"If you can make it there, you'll make it anywhere." "Life is a cabaret." When you hear these phrases, the music sounds in your head. That's one indication of how well songwriters John Kander and Fred Ebb integrate music and lyrics. And, when they're writing for Broadway, as they have in such shows as "Chicago," "Cabaret" and "Kiss of the Spider Woman," they weave their songs so neatly into the fabric of the shows, they often seem inseparable. Nine years ago, however, Scott Ellis, Susan Stroman and David Thompson discovered new and witty contexts for Kander and Ebb's greatest hits, as well as some of their lesser-known gems.
ENTERTAINMENT
By Tim Smith | October 22, 2000
Kurt Weill, who was born 100 years ago and died 50 years ago, left an extraordinary mark on the 20th century.

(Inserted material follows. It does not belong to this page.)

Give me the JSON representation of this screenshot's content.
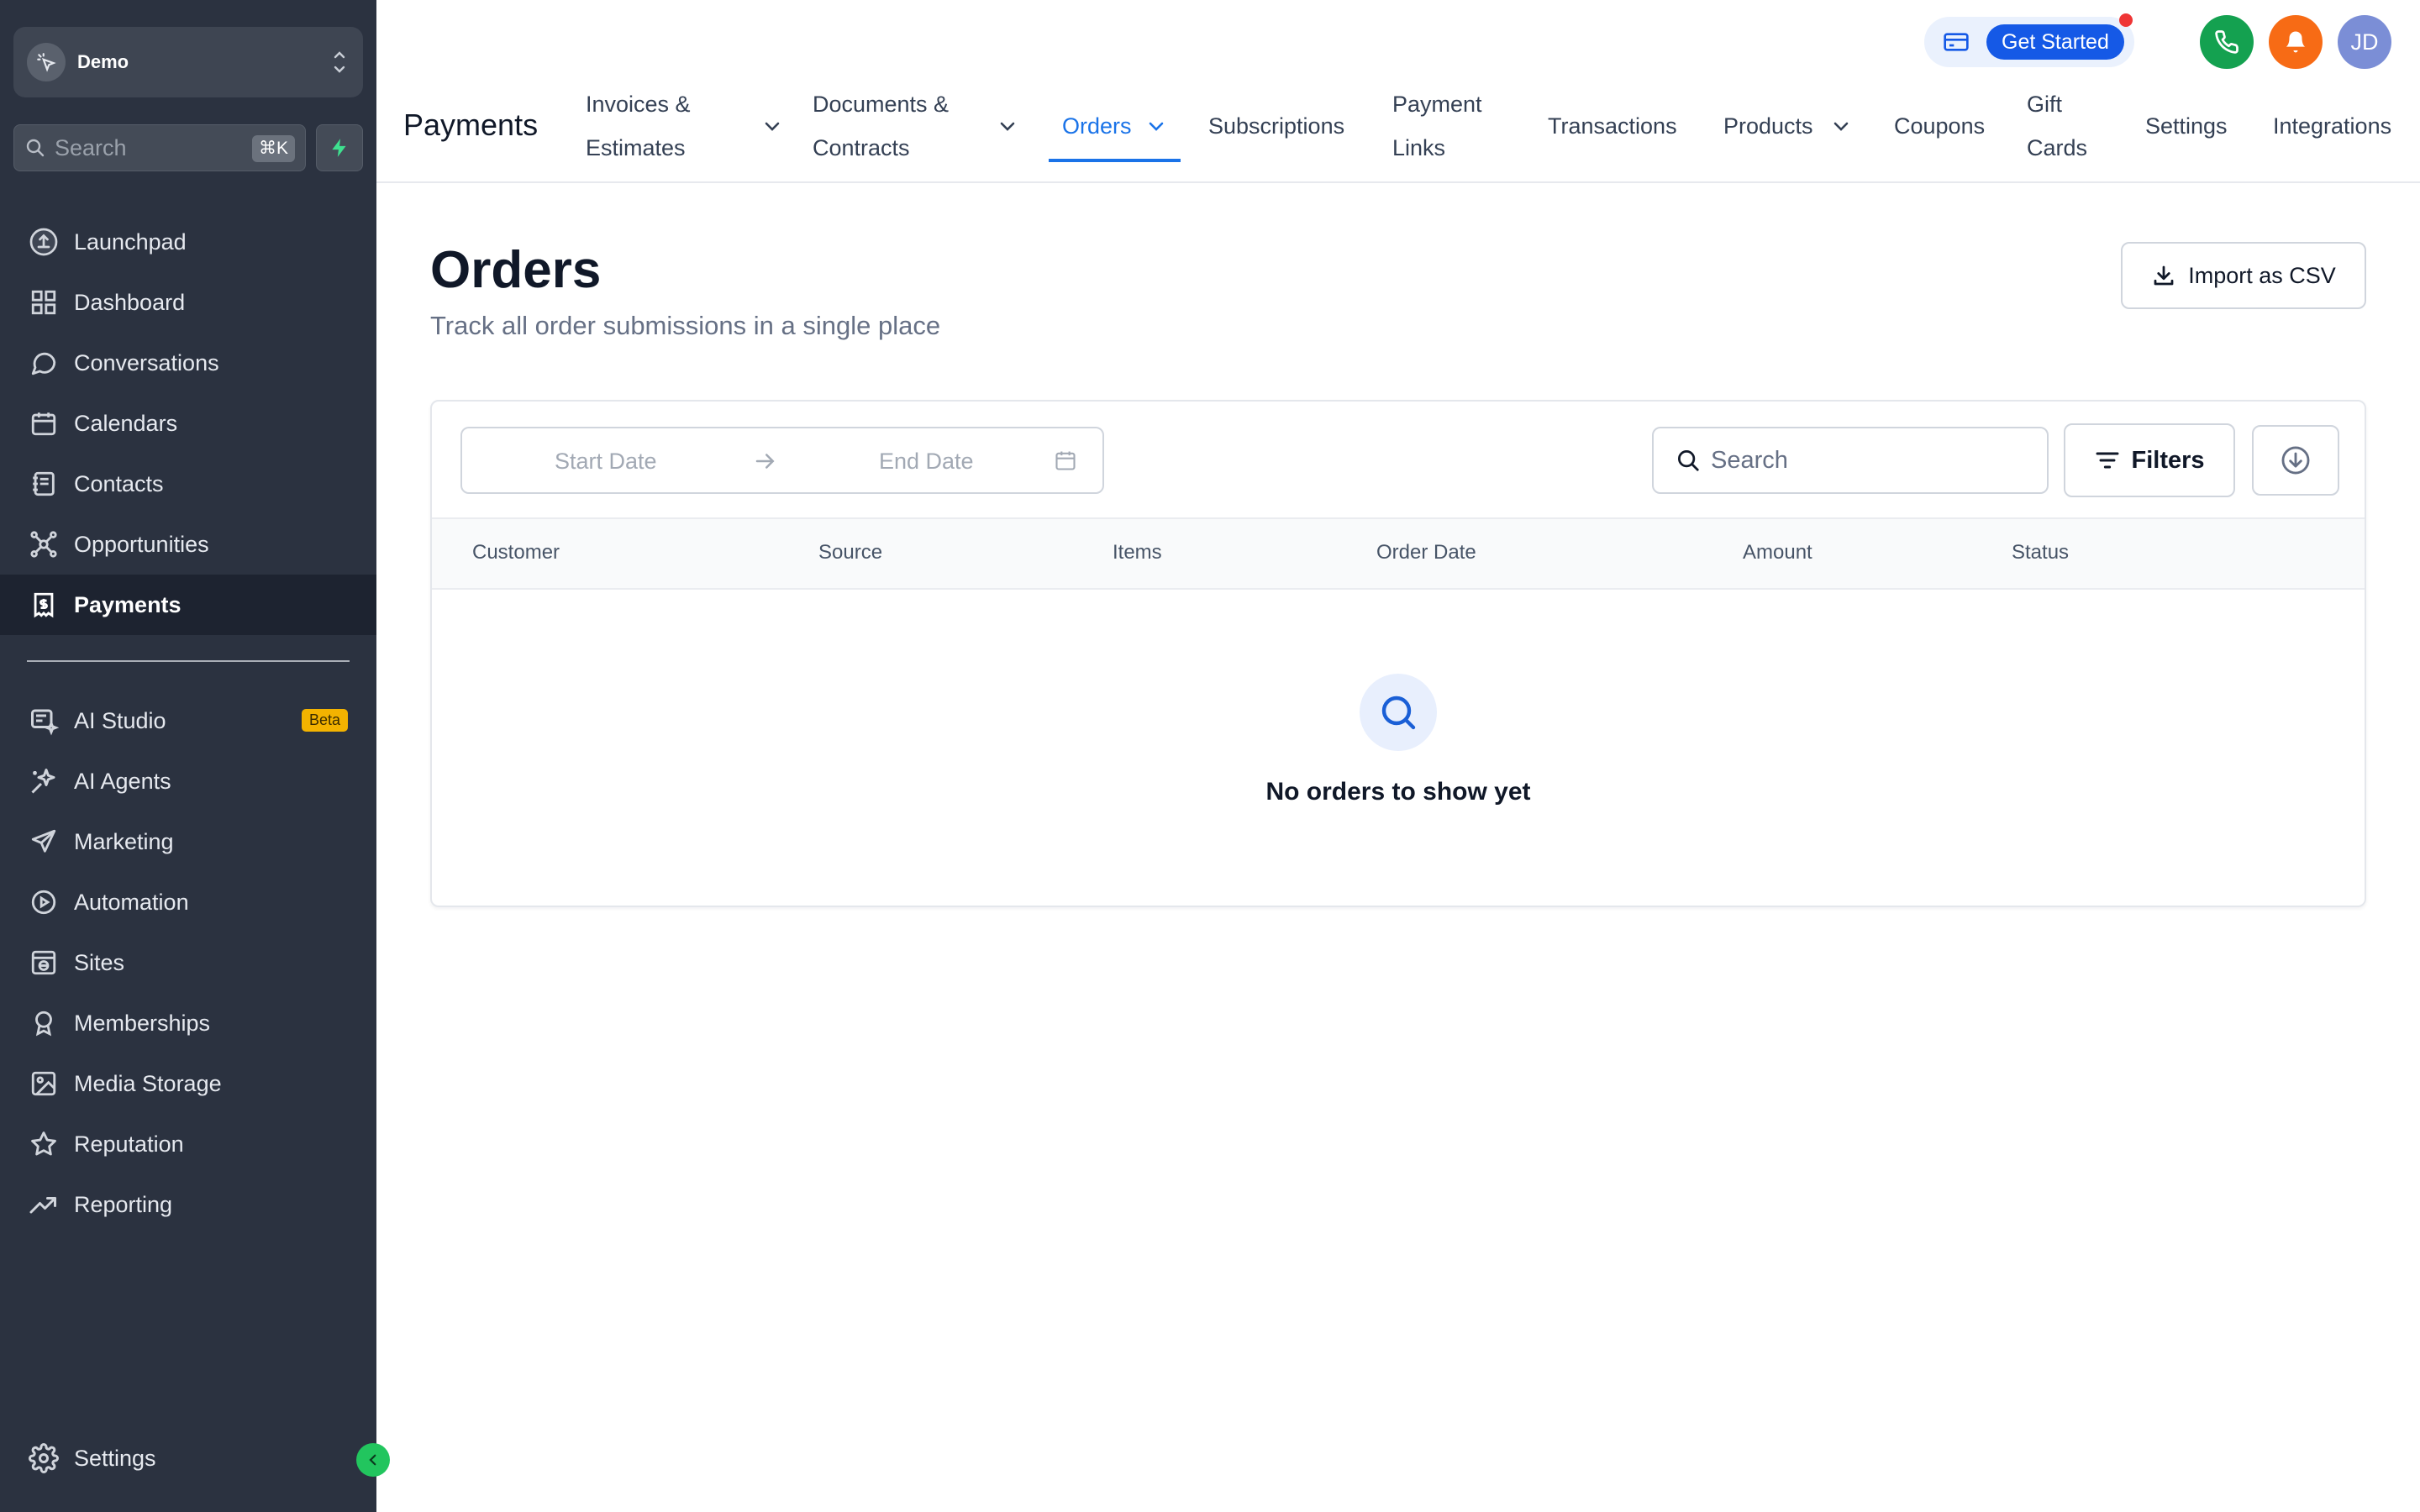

Keenly aware of how the darkest impulses of human nature were being unleashed in the early decades of the century, Weill used music -- and piercing texts by the likes of Bertold Brecht -- as a means of analysis and protest. From full-scale satire and irony in such music-theater classics as "The Three-Penny Opera" and "Mahagonny" to intimate cabaret songs, Weill's creations have a uniquely affecting power.
ENTERTAINMENT
By Sloane Brown | November 18, 2001
Who knew school could be so much fun? At "Cabaret for Kids," formally clad guests toured the Children's Guild Baltimore school, finding new adventures around every corner. In one hallway, an a capella group from Johns Hopkins University, the All Nighters, serenaded. Around the corner, a tarot card reader awaited. Buffets lined some corridors, while a magician roamed others. And this was only the warm-up. The big show was yet to come: a cabaret performance by guild faculty members and supporters.
ENTERTAINMENT
By Mary Carole McCauley and Mary Carole McCauley,mary.mccauley@baltsun.com | September 28, 2008
Beware of flying crockery. I'm pleased to report that no members of the audience were accidentally beheaded during a recent performance of Le Cabaret de Carmen. That would be carrying the quest for authenticity a bit too far. But at times, it was a close call. Most singers portraying the Gypsy siren Carmen use castanets when they dance. Sophie-Louise Roland uses shards of a plate that she obligingly shatters on stage. At one point, Roland flung her arm so vehemently over her head that a heavy metal bracelet flew off her arm and ricocheted against the wall.
NEWS
By Mike Giuliano | March 14, 2013
An anniversary qualifies as a good time to throw yourself a party. That's what the Red Branch Theatre Company is doing to mark its fifth season. Its two-night cabaret program on Saturday and Sunday, March 15 and 16, is a chance for the Columbia-based company to musically look back on past shows and also look forward to the shows ahead. "I think we were always a small company with lofty goals," said Managing Director Tiffany Underwood Holmes. "We've done a lot of really good theater in the past five years and brought things that were new and exciting to the area.
Baltimore Sun Articles
|
|
|
Please note the green-lined linked article text has been applied commercially without any involvement from our newsroom editors, reporters or any other editorial staff.